Some county Republican groups moved to censure Upton because of the vote, but he continued to stand by it.

Even so, Upton clearly held out the possibility of running for another two-year term, his chances helped greatly by the fact that, until a few weeks ago, Trump had endorsed a little-known state legislator, Rep. Steve Carra, R-Three Rivers, to run against him. That meant there was the chance that Huizenga and Carra would split the Republican field and Upton could win.

In February, he put out a TV ad saying he was "proud of his record," suggesting he was mounting another run.

But then, Trump suddenly announced he was withdrawing his endorsement of Carra and giving it to Huizenga instead. Carra departed the race, making Upton's reelection a far tougher task.

Macomb County Public Works Commissioner Candice Miller, a former congresswoman who served with Upton, put out a statement saying his retirement "is truly a great loss for Michigan."

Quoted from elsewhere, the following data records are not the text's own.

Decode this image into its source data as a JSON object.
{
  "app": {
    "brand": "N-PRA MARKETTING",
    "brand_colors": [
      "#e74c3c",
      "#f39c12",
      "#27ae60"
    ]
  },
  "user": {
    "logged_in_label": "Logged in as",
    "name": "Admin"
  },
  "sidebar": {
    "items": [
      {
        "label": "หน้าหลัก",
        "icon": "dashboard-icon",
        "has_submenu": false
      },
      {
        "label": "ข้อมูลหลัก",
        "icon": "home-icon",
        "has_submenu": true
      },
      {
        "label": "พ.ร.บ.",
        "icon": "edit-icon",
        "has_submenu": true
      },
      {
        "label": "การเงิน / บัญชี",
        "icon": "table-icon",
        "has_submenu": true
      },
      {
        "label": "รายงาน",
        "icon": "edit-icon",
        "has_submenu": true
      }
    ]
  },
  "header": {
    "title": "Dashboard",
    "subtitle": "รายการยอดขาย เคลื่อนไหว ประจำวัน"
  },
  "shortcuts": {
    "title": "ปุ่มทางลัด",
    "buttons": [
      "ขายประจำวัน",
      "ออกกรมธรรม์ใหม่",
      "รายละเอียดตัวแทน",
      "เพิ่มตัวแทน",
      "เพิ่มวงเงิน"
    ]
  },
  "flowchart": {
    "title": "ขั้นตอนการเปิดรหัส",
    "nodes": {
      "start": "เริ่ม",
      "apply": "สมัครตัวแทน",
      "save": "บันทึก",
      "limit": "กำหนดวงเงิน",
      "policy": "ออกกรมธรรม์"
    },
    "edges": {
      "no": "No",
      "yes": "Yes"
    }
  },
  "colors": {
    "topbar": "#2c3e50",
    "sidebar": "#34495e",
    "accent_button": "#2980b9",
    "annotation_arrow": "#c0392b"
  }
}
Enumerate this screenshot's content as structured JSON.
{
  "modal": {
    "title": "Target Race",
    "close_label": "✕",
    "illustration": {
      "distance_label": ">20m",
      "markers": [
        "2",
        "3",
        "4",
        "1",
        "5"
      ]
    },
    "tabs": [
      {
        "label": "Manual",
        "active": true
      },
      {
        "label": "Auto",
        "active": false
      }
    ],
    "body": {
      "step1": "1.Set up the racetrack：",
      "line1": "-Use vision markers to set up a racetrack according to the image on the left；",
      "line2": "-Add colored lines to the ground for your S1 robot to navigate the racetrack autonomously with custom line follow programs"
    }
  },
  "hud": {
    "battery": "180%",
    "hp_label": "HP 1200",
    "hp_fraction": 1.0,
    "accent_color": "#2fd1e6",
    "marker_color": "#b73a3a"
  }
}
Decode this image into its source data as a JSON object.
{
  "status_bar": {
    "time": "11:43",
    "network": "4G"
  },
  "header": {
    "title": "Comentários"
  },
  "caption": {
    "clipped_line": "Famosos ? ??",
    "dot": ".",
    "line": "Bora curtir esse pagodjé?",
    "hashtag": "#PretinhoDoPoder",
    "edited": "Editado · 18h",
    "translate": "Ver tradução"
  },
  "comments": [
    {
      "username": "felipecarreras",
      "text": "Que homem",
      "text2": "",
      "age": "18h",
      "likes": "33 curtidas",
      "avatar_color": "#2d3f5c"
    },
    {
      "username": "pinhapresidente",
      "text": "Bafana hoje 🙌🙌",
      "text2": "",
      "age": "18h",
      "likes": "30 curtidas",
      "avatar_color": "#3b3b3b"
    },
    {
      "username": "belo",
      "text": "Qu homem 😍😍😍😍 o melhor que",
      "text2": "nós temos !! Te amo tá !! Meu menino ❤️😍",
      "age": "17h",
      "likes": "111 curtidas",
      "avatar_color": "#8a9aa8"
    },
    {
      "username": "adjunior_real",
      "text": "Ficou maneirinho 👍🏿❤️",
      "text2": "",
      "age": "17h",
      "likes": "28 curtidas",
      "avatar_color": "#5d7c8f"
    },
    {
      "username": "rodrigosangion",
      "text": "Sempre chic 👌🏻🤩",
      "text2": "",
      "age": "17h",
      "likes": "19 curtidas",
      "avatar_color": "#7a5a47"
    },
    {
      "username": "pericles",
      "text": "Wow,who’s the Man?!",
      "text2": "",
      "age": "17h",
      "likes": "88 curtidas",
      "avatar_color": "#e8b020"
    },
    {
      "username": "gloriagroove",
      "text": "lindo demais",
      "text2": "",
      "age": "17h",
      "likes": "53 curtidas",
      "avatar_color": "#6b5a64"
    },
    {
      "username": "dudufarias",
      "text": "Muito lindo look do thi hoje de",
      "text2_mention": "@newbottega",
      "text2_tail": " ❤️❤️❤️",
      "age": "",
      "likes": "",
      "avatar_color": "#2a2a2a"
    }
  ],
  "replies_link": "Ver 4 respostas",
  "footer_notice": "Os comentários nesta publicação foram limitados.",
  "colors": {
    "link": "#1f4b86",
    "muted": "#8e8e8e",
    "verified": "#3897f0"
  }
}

"Whether it was defending the auto industry, protecting the Great Lakes, supporting our veterans or our workers, Fred Upton was always there standing shoulder-to-shoulder in the trenches, working and fighting for our great state," she said. "And he did it all with honor, integrity, decency and as a true public servant who would always do what he believed was right, regardless of the political consequences."

Gov. Gretchen Whitmer, a Democrat, issued a statement calling Upton "a passionate advocate for the issues he cares about" and someone who "never hesitates to showcase his independent streak."

"We could all learn something from his tenure and strive to live and lead with the values he embodies," she continued.

Speaking on the House floor, Upton said he was guided throughout his career in Congress by the idea: "If it's good policy for Michigan, it's good enough for all of us."

He also said he felt like he had done what he was sent to Congress to do, and that, like the former Boy Scout he is, "I believe in leaving the campground better than I found it."

Contact Todd Spangler: tspangler@freepress.com. Follow him on Twitter @tsspangler. Read more on Michigan politics and sign up for our elections newsletter.

This article originally appeared on Detroit Free Press: Rep. Fred Upton to retire, step down from Congress